There
were
insufficient
data
to
conduct
meta-analyses
based
on
age
group.
The
characteristics
of
individual
studies
are
summarized
in
Table
2,
organized
by
study
and
intervention
types,
while
results
from
individual
studies
are
included
in
Appendix
D.
3.2.
Quality
assessment
Inter-rater
agreement
of
the
quality
of
included
studies
was
strong.
The
results
of
this
assessment
are
included
in
Tables
3–5
,
which
highlights
potential
sources
of
bias
across
different
study
types.
These
are
incorporated
into
the
discussion
of
the
implica-
tions
of
findings
of
our
review.
Funnel
plots
assessing
the
risk
of
publication
bias
are
included
in
Fig.
2.
Visual
inspection
of
plots
was
used,
as
the
limited
number
of
included
studies
and
dichoto-
mous
nature
of
the
outcome
measures
of
interest
make
regression
testing
inappropriate
(Deeks
et
al.,
2005).
3.3.
Hand
hygiene
Fifteen
studies
were
identified
from
our
search
that
evaluated
the
effectiveness
of
some
form
of
hand
hygiene
in
preventing

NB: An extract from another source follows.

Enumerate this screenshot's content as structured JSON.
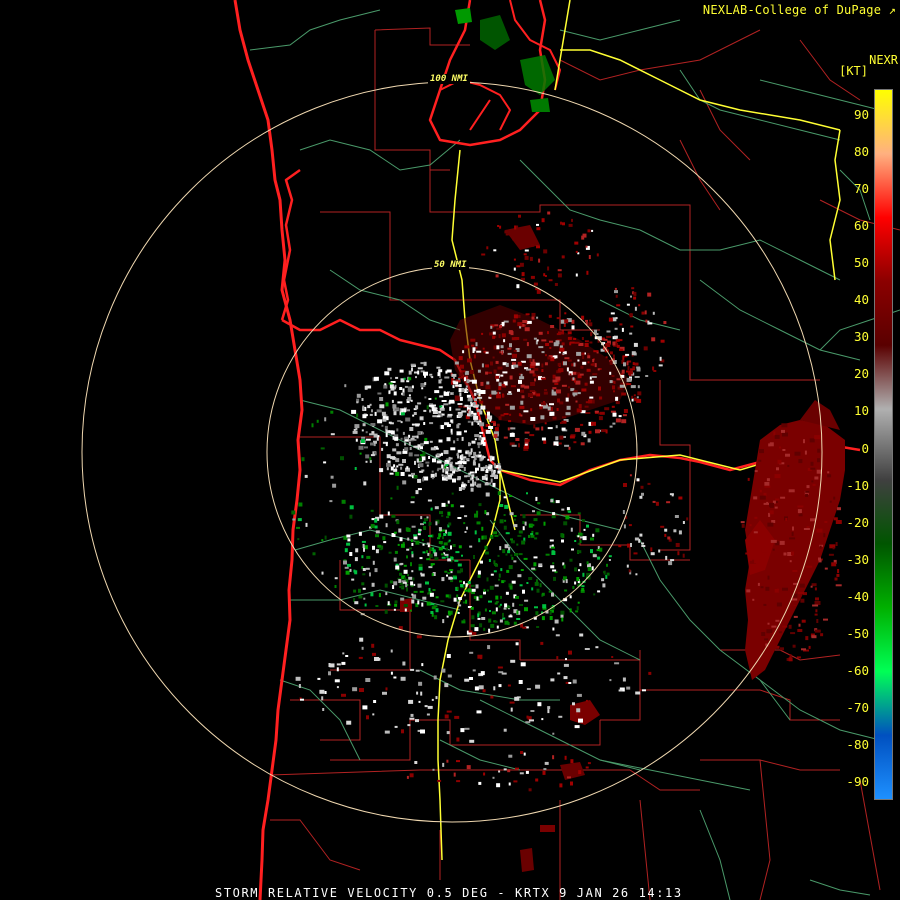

pandemic
influenza
infection;
two
were
RCTs
(Suess
et
al.,
2012;
Azor-Martinez
et
al.,
2014),
eight
were
case-control
studies
(Cheng
et
al.,
2010;